June 10, 2009

NSF grant to fund ‘green scholarships’ at SIUC

by Tim Crosby

CARBONDALE, Ill. -- Southern Illinois University Carbondale will help train the upcoming generation of environmental experts with a federal grant aimed at students interested in a “green” job.

The so-called “green scholarships” will fund students from various educational backgrounds who are also interested in the environment. The National Science Foundation is funding the four-year, $600,000 program at SIUC. The funding is part of NSF’s “STEM” program, which stands for science, technology, engineering and mathematics education.

Karen Renzaglia, associate professor of plant biology and associate dean in the College of Science, Harvey Henson, research project specialist in the geology department and assistant dean in the College of Science and Julia Spears, director of McNair Scholars program, are the principal investigators on the grant.

The scholarships will provide up to $9,000 per year for two years for qualified students, Renzaglia said. The program will target economically disadvantaged students who are finishing up their general studies at community colleges but cannot afford a four-year education.

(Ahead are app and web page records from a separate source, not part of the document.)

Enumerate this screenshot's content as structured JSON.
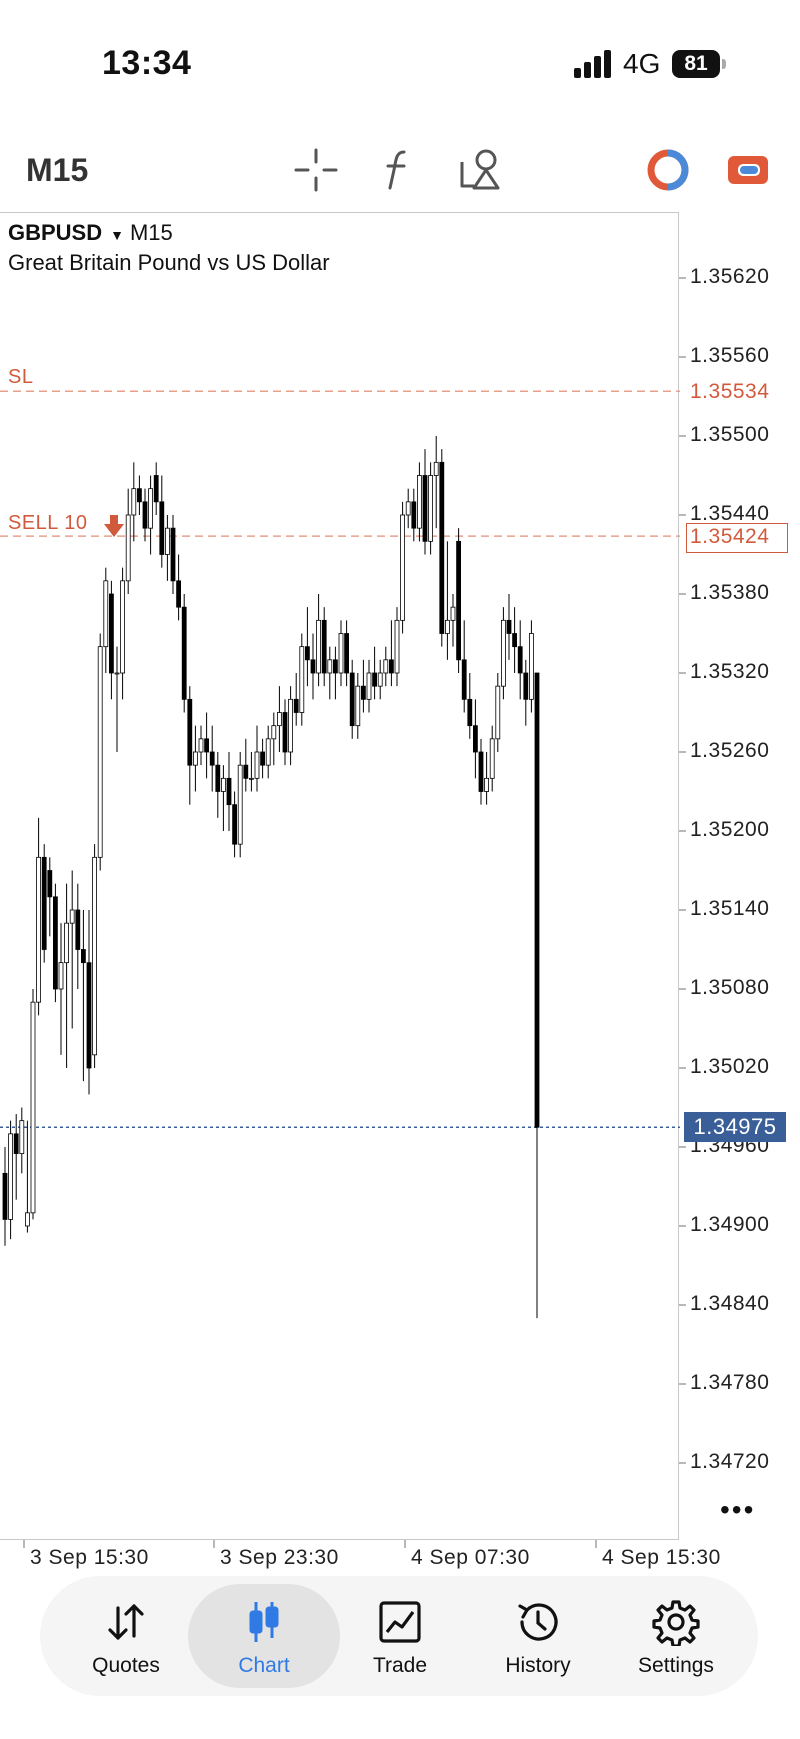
{
  "status_bar": {
    "time": "13:34",
    "network": "4G",
    "battery": "81"
  },
  "toolbar": {
    "timeframe": "M15",
    "tools": [
      "crosshair-icon",
      "indicators-f-icon",
      "objects-icon",
      "chart-color-icon",
      "trade-toggle-icon"
    ],
    "colors": {
      "accent_red": "#e05a3a",
      "accent_blue": "#4a8ad8"
    }
  },
  "chart": {
    "symbol": "GBPUSD",
    "timeframe": "M15",
    "description": "Great Britain Pound vs US Dollar",
    "sl_label": "SL",
    "sl_price": "1.35534",
    "sell_label": "SELL 10",
    "sell_price": "1.35424",
    "current_price": "1.34975",
    "more": "•••",
    "colors": {
      "up": "#ffffff",
      "down": "#000000",
      "sl": "#d25a3c",
      "current": "#3a5f98"
    }
  },
  "chart_data": {
    "type": "candlestick",
    "title": "",
    "y_ticks": [
      "1.35620",
      "1.35560",
      "1.35500",
      "1.35440",
      "1.35380",
      "1.35320",
      "1.35260",
      "1.35200",
      "1.35140",
      "1.35080",
      "1.35020",
      "1.34960",
      "1.34900",
      "1.34840",
      "1.34780",
      "1.34720"
    ],
    "x_ticks": [
      "3 Sep 15:30",
      "3 Sep 23:30",
      "4 Sep 07:30",
      "4 Sep 15:30"
    ],
    "ylim": [
      1.34675,
      1.35675
    ],
    "hlines": [
      {
        "label": "SL",
        "price": 1.35534
      },
      {
        "label": "SELL 10",
        "price": 1.35424
      },
      {
        "label": "current",
        "price": 1.34975
      }
    ],
    "candles": [
      [
        1.3494,
        1.3496,
        1.34885,
        1.34905
      ],
      [
        1.34905,
        1.3498,
        1.3489,
        1.3497
      ],
      [
        1.3497,
        1.34985,
        1.3492,
        1.34955
      ],
      [
        1.34955,
        1.3499,
        1.3494,
        1.3498
      ],
      [
        1.349,
        1.3498,
        1.34895,
        1.3491
      ],
      [
        1.3491,
        1.3508,
        1.34905,
        1.3507
      ],
      [
        1.3507,
        1.3521,
        1.3506,
        1.3518
      ],
      [
        1.3518,
        1.3519,
        1.351,
        1.3511
      ],
      [
        1.3517,
        1.3518,
        1.3512,
        1.3515
      ],
      [
        1.3515,
        1.3516,
        1.3507,
        1.3508
      ],
      [
        1.3508,
        1.3513,
        1.3503,
        1.351
      ],
      [
        1.351,
        1.3516,
        1.3502,
        1.3513
      ],
      [
        1.3513,
        1.3517,
        1.3505,
        1.3514
      ],
      [
        1.3514,
        1.3516,
        1.3508,
        1.3511
      ],
      [
        1.3511,
        1.3514,
        1.3501,
        1.351
      ],
      [
        1.351,
        1.3514,
        1.35,
        1.3502
      ],
      [
        1.3503,
        1.3519,
        1.3502,
        1.3518
      ],
      [
        1.3518,
        1.3535,
        1.3517,
        1.3534
      ],
      [
        1.3534,
        1.354,
        1.3532,
        1.3539
      ],
      [
        1.3538,
        1.3539,
        1.353,
        1.3532
      ],
      [
        1.3532,
        1.3534,
        1.3526,
        1.3532
      ],
      [
        1.3532,
        1.354,
        1.353,
        1.3539
      ],
      [
        1.3539,
        1.3546,
        1.3538,
        1.3544
      ],
      [
        1.3544,
        1.3548,
        1.3542,
        1.3546
      ],
      [
        1.3546,
        1.3547,
        1.3544,
        1.3545
      ],
      [
        1.3545,
        1.3546,
        1.3542,
        1.3543
      ],
      [
        1.3543,
        1.3547,
        1.3541,
        1.3546
      ],
      [
        1.3547,
        1.3548,
        1.3544,
        1.3545
      ],
      [
        1.3545,
        1.3547,
        1.354,
        1.3541
      ],
      [
        1.3541,
        1.3544,
        1.3539,
        1.3543
      ],
      [
        1.3543,
        1.3544,
        1.3538,
        1.3539
      ],
      [
        1.3539,
        1.3541,
        1.3536,
        1.3537
      ],
      [
        1.3537,
        1.3538,
        1.3529,
        1.353
      ],
      [
        1.353,
        1.3531,
        1.3522,
        1.3525
      ],
      [
        1.3525,
        1.3528,
        1.3523,
        1.3526
      ],
      [
        1.3526,
        1.3528,
        1.3525,
        1.3527
      ],
      [
        1.3527,
        1.3529,
        1.3524,
        1.3526
      ],
      [
        1.3526,
        1.3528,
        1.3523,
        1.3525
      ],
      [
        1.3525,
        1.3526,
        1.3521,
        1.3523
      ],
      [
        1.3523,
        1.3525,
        1.352,
        1.3524
      ],
      [
        1.3524,
        1.3526,
        1.352,
        1.3522
      ],
      [
        1.3522,
        1.3523,
        1.3518,
        1.3519
      ],
      [
        1.3519,
        1.3526,
        1.3518,
        1.3525
      ],
      [
        1.3525,
        1.3527,
        1.3523,
        1.3524
      ],
      [
        1.3524,
        1.3526,
        1.3523,
        1.3524
      ],
      [
        1.3524,
        1.3528,
        1.3523,
        1.3526
      ],
      [
        1.3526,
        1.3527,
        1.3524,
        1.3525
      ],
      [
        1.3525,
        1.3528,
        1.3524,
        1.3527
      ],
      [
        1.3527,
        1.3529,
        1.3525,
        1.3528
      ],
      [
        1.3528,
        1.3531,
        1.3526,
        1.3529
      ],
      [
        1.3529,
        1.353,
        1.3525,
        1.3526
      ],
      [
        1.3526,
        1.3531,
        1.3525,
        1.353
      ],
      [
        1.353,
        1.3532,
        1.3528,
        1.3529
      ],
      [
        1.3529,
        1.3535,
        1.3528,
        1.3534
      ],
      [
        1.3534,
        1.3537,
        1.3531,
        1.3533
      ],
      [
        1.3533,
        1.3535,
        1.353,
        1.3532
      ],
      [
        1.3532,
        1.3538,
        1.3531,
        1.3536
      ],
      [
        1.3536,
        1.3537,
        1.3531,
        1.3532
      ],
      [
        1.3532,
        1.3534,
        1.353,
        1.3533
      ],
      [
        1.3533,
        1.3534,
        1.353,
        1.3532
      ],
      [
        1.3532,
        1.3536,
        1.3531,
        1.3535
      ],
      [
        1.3535,
        1.3536,
        1.3531,
        1.3532
      ],
      [
        1.3532,
        1.3533,
        1.3527,
        1.3528
      ],
      [
        1.3528,
        1.3532,
        1.3527,
        1.3531
      ],
      [
        1.3531,
        1.3533,
        1.3529,
        1.353
      ],
      [
        1.353,
        1.3533,
        1.3529,
        1.3532
      ],
      [
        1.3532,
        1.3534,
        1.353,
        1.3531
      ],
      [
        1.3531,
        1.3533,
        1.353,
        1.3532
      ],
      [
        1.3532,
        1.3534,
        1.3531,
        1.3533
      ],
      [
        1.3533,
        1.3536,
        1.3531,
        1.3532
      ],
      [
        1.3532,
        1.3537,
        1.3531,
        1.3536
      ],
      [
        1.3536,
        1.3545,
        1.3535,
        1.3544
      ],
      [
        1.3544,
        1.3546,
        1.3543,
        1.3545
      ],
      [
        1.3545,
        1.3546,
        1.3542,
        1.3543
      ],
      [
        1.3543,
        1.3548,
        1.3542,
        1.3547
      ],
      [
        1.3547,
        1.3549,
        1.3541,
        1.3542
      ],
      [
        1.3542,
        1.3548,
        1.3541,
        1.3547
      ],
      [
        1.3547,
        1.355,
        1.3543,
        1.3548
      ],
      [
        1.3548,
        1.3549,
        1.3534,
        1.3535
      ],
      [
        1.3535,
        1.3542,
        1.3533,
        1.3536
      ],
      [
        1.3536,
        1.3538,
        1.3534,
        1.3537
      ],
      [
        1.3542,
        1.3543,
        1.3532,
        1.3533
      ],
      [
        1.3533,
        1.3536,
        1.3529,
        1.353
      ],
      [
        1.353,
        1.3532,
        1.3527,
        1.3528
      ],
      [
        1.3528,
        1.353,
        1.3524,
        1.3526
      ],
      [
        1.3526,
        1.3527,
        1.3522,
        1.3523
      ],
      [
        1.3523,
        1.3526,
        1.3522,
        1.3524
      ],
      [
        1.3524,
        1.3528,
        1.3523,
        1.3527
      ],
      [
        1.3527,
        1.3532,
        1.3526,
        1.3531
      ],
      [
        1.3531,
        1.3537,
        1.353,
        1.3536
      ],
      [
        1.3536,
        1.3538,
        1.3533,
        1.3535
      ],
      [
        1.3535,
        1.3537,
        1.3532,
        1.3534
      ],
      [
        1.3534,
        1.3536,
        1.353,
        1.3532
      ],
      [
        1.3532,
        1.3533,
        1.3528,
        1.353
      ],
      [
        1.353,
        1.3536,
        1.3529,
        1.3535
      ],
      [
        1.3532,
        1.3532,
        1.3483,
        1.34975
      ]
    ]
  },
  "tabs": [
    {
      "label": "Quotes",
      "icon": "quotes-arrows-icon"
    },
    {
      "label": "Chart",
      "icon": "chart-candles-icon",
      "active": true
    },
    {
      "label": "Trade",
      "icon": "trade-chart-icon"
    },
    {
      "label": "History",
      "icon": "history-clock-icon"
    },
    {
      "label": "Settings",
      "icon": "settings-gear-icon"
    }
  ]
}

“These are excellent scholarships that will provide significant support for students,” Renzaglia said. “We really want to reach out to those bright kids who’ve had good training but cannot afford to go on with their education.”

The team is awarding six scholarships for this fall and will award 59 total during the four-year program. Many students will receive two, one-year scholarships, they said.

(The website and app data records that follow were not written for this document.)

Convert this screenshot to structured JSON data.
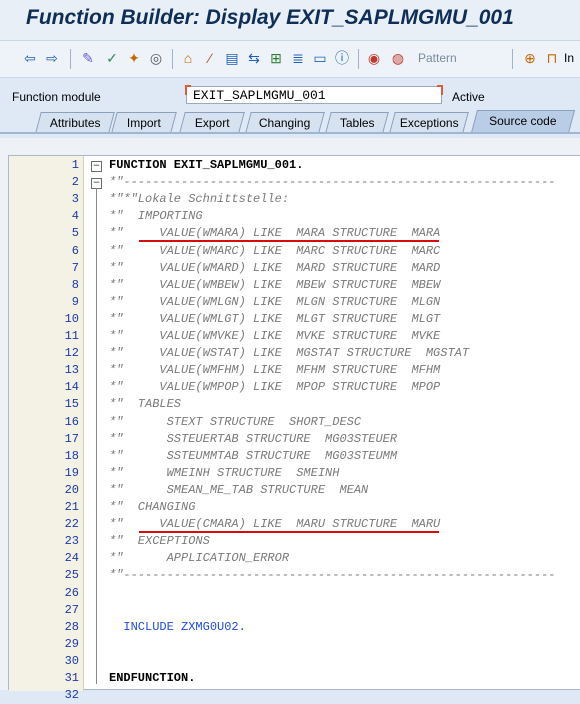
{
  "window": {
    "title": "Function Builder: Display EXIT_SAPLMGMU_001"
  },
  "toolbar": {
    "icons": [
      "back-icon",
      "forward-icon",
      "switch-edit-icon",
      "check-icon",
      "activate-icon",
      "test-icon",
      "where-used-icon",
      "display-object-list-icon",
      "navigation-window-icon",
      "object-list-icon",
      "hierarchy-icon",
      "layout-icon",
      "documentation-icon",
      "breakpoint-icon",
      "session-breakpoint-icon",
      "insert-icon",
      "frame-icon"
    ],
    "pattern_label": "Pattern",
    "truncated_label": "In"
  },
  "function_module": {
    "label": "Function module",
    "value": "EXIT_SAPLMGMU_001",
    "status": "Active"
  },
  "tabs": [
    {
      "label": "Attributes"
    },
    {
      "label": "Import"
    },
    {
      "label": "Export"
    },
    {
      "label": "Changing"
    },
    {
      "label": "Tables"
    },
    {
      "label": "Exceptions"
    },
    {
      "label": "Source code"
    }
  ],
  "colors": {
    "accent": "#0f2e57",
    "underline": "#d60d0d"
  },
  "code": [
    {
      "n": "1",
      "text": "FUNCTION EXIT_SAPLMGMU_001.",
      "style": "kw"
    },
    {
      "n": "2",
      "text": "*\"------------------------------------------------------------",
      "style": "cm"
    },
    {
      "n": "3",
      "text": "*\"*\"Lokale Schnittstelle:",
      "style": "cm"
    },
    {
      "n": "4",
      "text": "*\"  IMPORTING",
      "style": "cm"
    },
    {
      "n": "5",
      "text": "*\"     VALUE(WMARA) LIKE  MARA STRUCTURE  MARA",
      "style": "cm"
    },
    {
      "n": "6",
      "text": "*\"     VALUE(WMARC) LIKE  MARC STRUCTURE  MARC",
      "style": "cm"
    },
    {
      "n": "7",
      "text": "*\"     VALUE(WMARD) LIKE  MARD STRUCTURE  MARD",
      "style": "cm"
    },
    {
      "n": "8",
      "text": "*\"     VALUE(WMBEW) LIKE  MBEW STRUCTURE  MBEW",
      "style": "cm"
    },
    {
      "n": "9",
      "text": "*\"     VALUE(WMLGN) LIKE  MLGN STRUCTURE  MLGN",
      "style": "cm"
    },
    {
      "n": "10",
      "text": "*\"     VALUE(WMLGT) LIKE  MLGT STRUCTURE  MLGT",
      "style": "cm"
    },
    {
      "n": "11",
      "text": "*\"     VALUE(WMVKE) LIKE  MVKE STRUCTURE  MVKE",
      "style": "cm"
    },
    {
      "n": "12",
      "text": "*\"     VALUE(WSTAT) LIKE  MGSTAT STRUCTURE  MGSTAT",
      "style": "cm"
    },
    {
      "n": "13",
      "text": "*\"     VALUE(WMFHM) LIKE  MFHM STRUCTURE  MFHM",
      "style": "cm"
    },
    {
      "n": "14",
      "text": "*\"     VALUE(WMPOP) LIKE  MPOP STRUCTURE  MPOP",
      "style": "cm"
    },
    {
      "n": "15",
      "text": "*\"  TABLES",
      "style": "cm"
    },
    {
      "n": "16",
      "text": "*\"      STEXT STRUCTURE  SHORT_DESC",
      "style": "cm"
    },
    {
      "n": "17",
      "text": "*\"      SSTEUERTAB STRUCTURE  MG03STEUER",
      "style": "cm"
    },
    {
      "n": "18",
      "text": "*\"      SSTEUMMTAB STRUCTURE  MG03STEUMM",
      "style": "cm"
    },
    {
      "n": "19",
      "text": "*\"      WMEINH STRUCTURE  SMEINH",
      "style": "cm"
    },
    {
      "n": "20",
      "text": "*\"      SMEAN_ME_TAB STRUCTURE  MEAN",
      "style": "cm"
    },
    {
      "n": "21",
      "text": "*\"  CHANGING",
      "style": "cm"
    },
    {
      "n": "22",
      "text": "*\"     VALUE(CMARA) LIKE  MARU STRUCTURE  MARU",
      "style": "cm"
    },
    {
      "n": "23",
      "text": "*\"  EXCEPTIONS",
      "style": "cm"
    },
    {
      "n": "24",
      "text": "*\"      APPLICATION_ERROR",
      "style": "cm"
    },
    {
      "n": "25",
      "text": "*\"------------------------------------------------------------",
      "style": "cm"
    },
    {
      "n": "26",
      "text": "",
      "style": "plain"
    },
    {
      "n": "27",
      "text": "",
      "style": "plain"
    },
    {
      "n": "28",
      "text": "  INCLUDE ZXMG0U02.",
      "style": "st"
    },
    {
      "n": "29",
      "text": "",
      "style": "plain"
    },
    {
      "n": "30",
      "text": "",
      "style": "plain"
    },
    {
      "n": "31",
      "text": "ENDFUNCTION.",
      "style": "kw"
    },
    {
      "n": "32",
      "text": "",
      "style": "plain"
    }
  ]
}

The scholarships will put the students on track for the expanding job market in “green” industrial positions or academia, Henson said. Many industries are expanding their environmental focus and they need well-trained scientists and engineers to fill those positions.

“We’ll be training students to become environmental experts, to work in industry, academics or state and federal agencies,” Henson said. “The money and the jobs are there.”

Such students likely will come from a scientific or engineering background, but will also have environmental concerns, Renzaglia said. After finishing their community college career, they will attend SIUC and major in any number of areas, including zoology, plant biology, toxicology, chemistry or civil and environmental engineering, among many others.

They also will take specialized classes developed specifically for the program and will have the opportunity to live together at the University’s residence halls in Living-Learning Communities. Such living arrangements encourage students with similar interests and studies to live near one another as means of providing support.

The group is forming partnerships with industry and government agencies, which will provide internships for students in the program.

Students might eventually go to work as a researcher, teacher or in a government agency. Some might work in industry, advising the company on ways to improve its environmental impact or as a public education specialist.

“Every industry now needs somebody who knows about the environment,” Renzaglia said.

Part of the training at SIUC will see the students working with local agencies and industry on environmental issues specific to Southern Illinois, Henson said. A capstone course they are planning will bring in representatives from these groups and put students in the real-world effort to remediate environmental issues.

“We call them backyard opportunities, and that makes sense because we’ve got these local agencies who are here and are working on those types of issues,” Henson said. “So the internships will be right there with them, focused on local problems.”

The faculty members hope to partner with more industries in terms of providing internships and possible employment opportunities for students once they graduate. Renzaglia said she anticipates the scholarships and the program becoming a popular draw for the University.

“I know there are students in all corners of the state who might not know the opportunity here for them,” she said. “It’s a wonderful chance for them to further their education here and work on environmental issues.”